Data items
------------------------------

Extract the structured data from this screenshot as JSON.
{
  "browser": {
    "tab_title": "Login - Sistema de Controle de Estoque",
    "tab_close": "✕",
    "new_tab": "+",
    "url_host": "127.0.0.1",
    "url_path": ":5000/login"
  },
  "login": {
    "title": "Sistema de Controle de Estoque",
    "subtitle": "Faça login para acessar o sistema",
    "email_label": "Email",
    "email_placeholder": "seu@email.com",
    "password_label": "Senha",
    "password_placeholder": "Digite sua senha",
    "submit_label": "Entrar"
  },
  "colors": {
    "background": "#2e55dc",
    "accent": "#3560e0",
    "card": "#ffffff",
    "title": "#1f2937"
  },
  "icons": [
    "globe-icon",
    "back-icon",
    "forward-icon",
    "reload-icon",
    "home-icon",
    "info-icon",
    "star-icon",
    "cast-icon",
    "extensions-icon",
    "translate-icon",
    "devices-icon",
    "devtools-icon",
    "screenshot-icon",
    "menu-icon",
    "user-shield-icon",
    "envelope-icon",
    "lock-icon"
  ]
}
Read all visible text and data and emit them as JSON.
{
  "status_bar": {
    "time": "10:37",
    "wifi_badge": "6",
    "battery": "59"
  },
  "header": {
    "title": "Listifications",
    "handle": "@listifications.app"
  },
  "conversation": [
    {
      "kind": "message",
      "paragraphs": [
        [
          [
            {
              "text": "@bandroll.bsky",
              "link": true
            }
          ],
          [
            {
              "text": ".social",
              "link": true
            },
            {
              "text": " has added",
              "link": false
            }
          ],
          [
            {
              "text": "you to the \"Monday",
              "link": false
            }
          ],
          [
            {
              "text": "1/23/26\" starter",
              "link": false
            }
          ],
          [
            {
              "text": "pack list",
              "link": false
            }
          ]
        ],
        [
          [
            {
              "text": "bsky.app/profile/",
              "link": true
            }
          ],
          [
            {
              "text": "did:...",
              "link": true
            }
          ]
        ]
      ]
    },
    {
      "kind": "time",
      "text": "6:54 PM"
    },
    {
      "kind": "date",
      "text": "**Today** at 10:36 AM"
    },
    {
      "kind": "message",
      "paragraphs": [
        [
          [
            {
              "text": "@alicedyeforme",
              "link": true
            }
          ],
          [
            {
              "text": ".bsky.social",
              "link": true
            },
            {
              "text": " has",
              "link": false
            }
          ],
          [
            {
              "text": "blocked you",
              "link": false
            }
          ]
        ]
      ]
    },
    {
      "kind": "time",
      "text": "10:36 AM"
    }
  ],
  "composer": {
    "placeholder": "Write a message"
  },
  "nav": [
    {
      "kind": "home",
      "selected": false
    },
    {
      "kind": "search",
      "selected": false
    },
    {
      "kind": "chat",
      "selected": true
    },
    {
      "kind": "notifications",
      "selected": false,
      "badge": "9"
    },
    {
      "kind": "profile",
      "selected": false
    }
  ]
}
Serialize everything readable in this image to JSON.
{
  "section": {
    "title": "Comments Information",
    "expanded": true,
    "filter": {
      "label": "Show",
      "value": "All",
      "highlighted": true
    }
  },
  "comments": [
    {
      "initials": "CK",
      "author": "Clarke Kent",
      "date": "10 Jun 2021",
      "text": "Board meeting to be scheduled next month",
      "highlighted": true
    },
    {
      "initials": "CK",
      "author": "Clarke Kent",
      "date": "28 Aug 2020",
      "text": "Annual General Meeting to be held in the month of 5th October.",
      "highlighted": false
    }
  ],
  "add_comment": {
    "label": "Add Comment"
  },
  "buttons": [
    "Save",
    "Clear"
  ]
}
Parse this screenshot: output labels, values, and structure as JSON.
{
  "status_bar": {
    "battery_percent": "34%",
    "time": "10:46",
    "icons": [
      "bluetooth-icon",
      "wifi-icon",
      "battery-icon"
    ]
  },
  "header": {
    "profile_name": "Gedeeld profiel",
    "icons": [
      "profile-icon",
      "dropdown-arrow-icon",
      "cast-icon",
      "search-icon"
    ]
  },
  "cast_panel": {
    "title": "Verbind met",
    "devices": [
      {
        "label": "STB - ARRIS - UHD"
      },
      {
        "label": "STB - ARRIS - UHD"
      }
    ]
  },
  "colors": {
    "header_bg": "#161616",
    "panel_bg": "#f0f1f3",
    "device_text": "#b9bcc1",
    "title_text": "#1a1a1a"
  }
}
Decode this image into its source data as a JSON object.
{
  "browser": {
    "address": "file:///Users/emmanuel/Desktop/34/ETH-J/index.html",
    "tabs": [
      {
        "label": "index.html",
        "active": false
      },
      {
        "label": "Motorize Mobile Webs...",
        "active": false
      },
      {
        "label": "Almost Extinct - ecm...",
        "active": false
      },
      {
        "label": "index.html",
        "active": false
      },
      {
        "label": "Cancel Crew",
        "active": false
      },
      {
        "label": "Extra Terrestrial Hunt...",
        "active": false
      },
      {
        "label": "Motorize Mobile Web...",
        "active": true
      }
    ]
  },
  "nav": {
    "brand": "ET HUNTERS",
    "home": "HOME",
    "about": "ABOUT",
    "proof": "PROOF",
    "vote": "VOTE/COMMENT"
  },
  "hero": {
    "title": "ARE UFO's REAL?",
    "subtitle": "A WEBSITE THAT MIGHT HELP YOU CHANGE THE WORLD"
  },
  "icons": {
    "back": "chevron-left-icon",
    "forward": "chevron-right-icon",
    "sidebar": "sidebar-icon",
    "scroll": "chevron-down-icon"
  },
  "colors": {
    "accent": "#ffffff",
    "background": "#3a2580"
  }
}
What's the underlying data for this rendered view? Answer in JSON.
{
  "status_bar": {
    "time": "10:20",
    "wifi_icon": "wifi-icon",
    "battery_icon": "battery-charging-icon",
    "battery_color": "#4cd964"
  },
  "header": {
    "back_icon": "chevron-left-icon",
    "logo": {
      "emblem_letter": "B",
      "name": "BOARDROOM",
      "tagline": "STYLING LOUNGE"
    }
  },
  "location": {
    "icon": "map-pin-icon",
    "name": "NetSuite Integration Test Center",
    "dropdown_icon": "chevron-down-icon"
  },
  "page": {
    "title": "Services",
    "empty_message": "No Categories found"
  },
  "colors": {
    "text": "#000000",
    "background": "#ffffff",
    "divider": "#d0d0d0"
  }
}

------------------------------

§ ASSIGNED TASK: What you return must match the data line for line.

§ WRITTEN SOLUTION:
Extract the structured data from this screenshot as JSON.
{
  "browser": {
    "tab_title": "Login - Sistema de Controle de Estoque",
    "tab_close": "✕",
    "new_tab": "+",
    "url_host": "127.0.0.1",
    "url_path": ":5000/login"
  },
  "login": {
    "title": "Sistema de Controle de Estoque",
    "subtitle": "Faça login para acessar o sistema",
    "email_label": "Email",
    "email_placeholder": "seu@email.com",
    "password_label": "Senha",
    "password_placeholder": "Digite sua senha",
    "submit_label": "Entrar"
  },
  "colors": {
    "background": "#2e55dc",
    "accent": "#3560e0",
    "card": "#ffffff",
    "title": "#1f2937"
  },
  "icons": [
    "globe-icon",
    "back-icon",
    "forward-icon",
    "reload-icon",
    "home-icon",
    "info-icon",
    "star-icon",
    "cast-icon",
    "extensions-icon",
    "translate-icon",
    "devices-icon",
    "devtools-icon",
    "screenshot-icon",
    "menu-icon",
    "user-shield-icon",
    "envelope-icon",
    "lock-icon"
  ]
}
Read all visible text and data and emit them as JSON.
{
  "status_bar": {
    "time": "10:37",
    "wifi_badge": "6",
    "battery": "59"
  },
  "header": {
    "title": "Listifications",
    "handle": "@listifications.app"
  },
  "conversation": [
    {
      "kind": "message",
      "paragraphs": [
        [
          [
            {
              "text": "@bandroll.bsky",
              "link": true
            }
          ],
          [
            {
              "text": ".social",
              "link": true
            },
            {
              "text": " has added",
              "link": false
            }
          ],
          [
            {
              "text": "you to the \"Monday",
              "link": false
            }
          ],
          [
            {
              "text": "1/23/26\" starter",
              "link": false
            }
          ],
          [
            {
              "text": "pack list",
              "link": false
            }
          ]
        ],
        [
          [
            {
              "text": "bsky.app/profile/",
              "link": true
            }
          ],
          [
            {
              "text": "did:...",
              "link": true
            }
          ]
        ]
      ]
    },
    {
      "kind": "time",
      "text": "6:54 PM"
    },
    {
      "kind": "date",
      "text": "**Today** at 10:36 AM"
    },
    {
      "kind": "message",
      "paragraphs": [
        [
          [
            {
              "text": "@alicedyeforme",
              "link": true
            }
          ],
          [
            {
              "text": ".bsky.social",
              "link": true
            },
            {
              "text": " has",
              "link": false
            }
          ],
          [
            {
              "text": "blocked you",
              "link": false
            }
          ]
        ]
      ]
    },
    {
      "kind": "time",
      "text": "10:36 AM"
    }
  ],
  "composer": {
    "placeholder": "Write a message"
  },
  "nav": [
    {
      "kind": "home",
      "selected": false
    },
    {
      "kind": "search",
      "selected": false
    },
    {
      "kind": "chat",
      "selected": true
    },
    {
      "kind": "notifications",
      "selected": false,
      "badge": "9"
    },
    {
      "kind": "profile",
      "selected": false
    }
  ]
}
Serialize everything readable in this image to JSON.
{
  "section": {
    "title": "Comments Information",
    "expanded": true,
    "filter": {
      "label": "Show",
      "value": "All",
      "highlighted": true
    }
  },
  "comments": [
    {
      "initials": "CK",
      "author": "Clarke Kent",
      "date": "10 Jun 2021",
      "text": "Board meeting to be scheduled next month",
      "highlighted": true
    },
    {
      "initials": "CK",
      "author": "Clarke Kent",
      "date": "28 Aug 2020",
      "text": "Annual General Meeting to be held in the month of 5th October.",
      "highlighted": false
    }
  ],
  "add_comment": {
    "label": "Add Comment"
  },
  "buttons": [
    "Save",
    "Clear"
  ]
}
Parse this screenshot: output labels, values, and structure as JSON.
{
  "status_bar": {
    "battery_percent": "34%",
    "time": "10:46",
    "icons": [
      "bluetooth-icon",
      "wifi-icon",
      "battery-icon"
    ]
  },
  "header": {
    "profile_name": "Gedeeld profiel",
    "icons": [
      "profile-icon",
      "dropdown-arrow-icon",
      "cast-icon",
      "search-icon"
    ]
  },
  "cast_panel": {
    "title": "Verbind met",
    "devices": [
      {
        "label": "STB - ARRIS - UHD"
      },
      {
        "label": "STB - ARRIS - UHD"
      }
    ]
  },
  "colors": {
    "header_bg": "#161616",
    "panel_bg": "#f0f1f3",
    "device_text": "#b9bcc1",
    "title_text": "#1a1a1a"
  }
}
Decode this image into its source data as a JSON object.
{
  "browser": {
    "address": "file:///Users/emmanuel/Desktop/34/ETH-J/index.html",
    "tabs": [
      {
        "label": "index.html",
        "active": false
      },
      {
        "label": "Motorize Mobile Webs...",
        "active": false
      },
      {
        "label": "Almost Extinct - ecm...",
        "active": false
      },
      {
        "label": "index.html",
        "active": false
      },
      {
        "label": "Cancel Crew",
        "active": false
      },
      {
        "label": "Extra Terrestrial Hunt...",
        "active": false
      },
      {
        "label": "Motorize Mobile Web...",
        "active": true
      }
    ]
  },
  "nav": {
    "brand": "ET HUNTERS",
    "home": "HOME",
    "about": "ABOUT",
    "proof": "PROOF",
    "vote": "VOTE/COMMENT"
  },
  "hero": {
    "title": "ARE UFO's REAL?",
    "subtitle": "A WEBSITE THAT MIGHT HELP YOU CHANGE THE WORLD"
  },
  "icons": {
    "back": "chevron-left-icon",
    "forward": "chevron-right-icon",
    "sidebar": "sidebar-icon",
    "scroll": "chevron-down-icon"
  },
  "colors": {
    "accent": "#ffffff",
    "background": "#3a2580"
  }
}
What's the underlying data for this rendered view? Answer in JSON.
{
  "status_bar": {
    "time": "10:20",
    "wifi_icon": "wifi-icon",
    "battery_icon": "battery-charging-icon",
    "battery_color": "#4cd964"
  },
  "header": {
    "back_icon": "chevron-left-icon",
    "logo": {
      "emblem_letter": "B",
      "name": "BOARDROOM",
      "tagline": "STYLING LOUNGE"
    }
  },
  "location": {
    "icon": "map-pin-icon",
    "name": "NetSuite Integration Test Center",
    "dropdown_icon": "chevron-down-icon"
  },
  "page": {
    "title": "Services",
    "empty_message": "No Categories found"
  },
  "colors": {
    "text": "#000000",
    "background": "#ffffff",
    "divider": "#d0d0d0"
  }
}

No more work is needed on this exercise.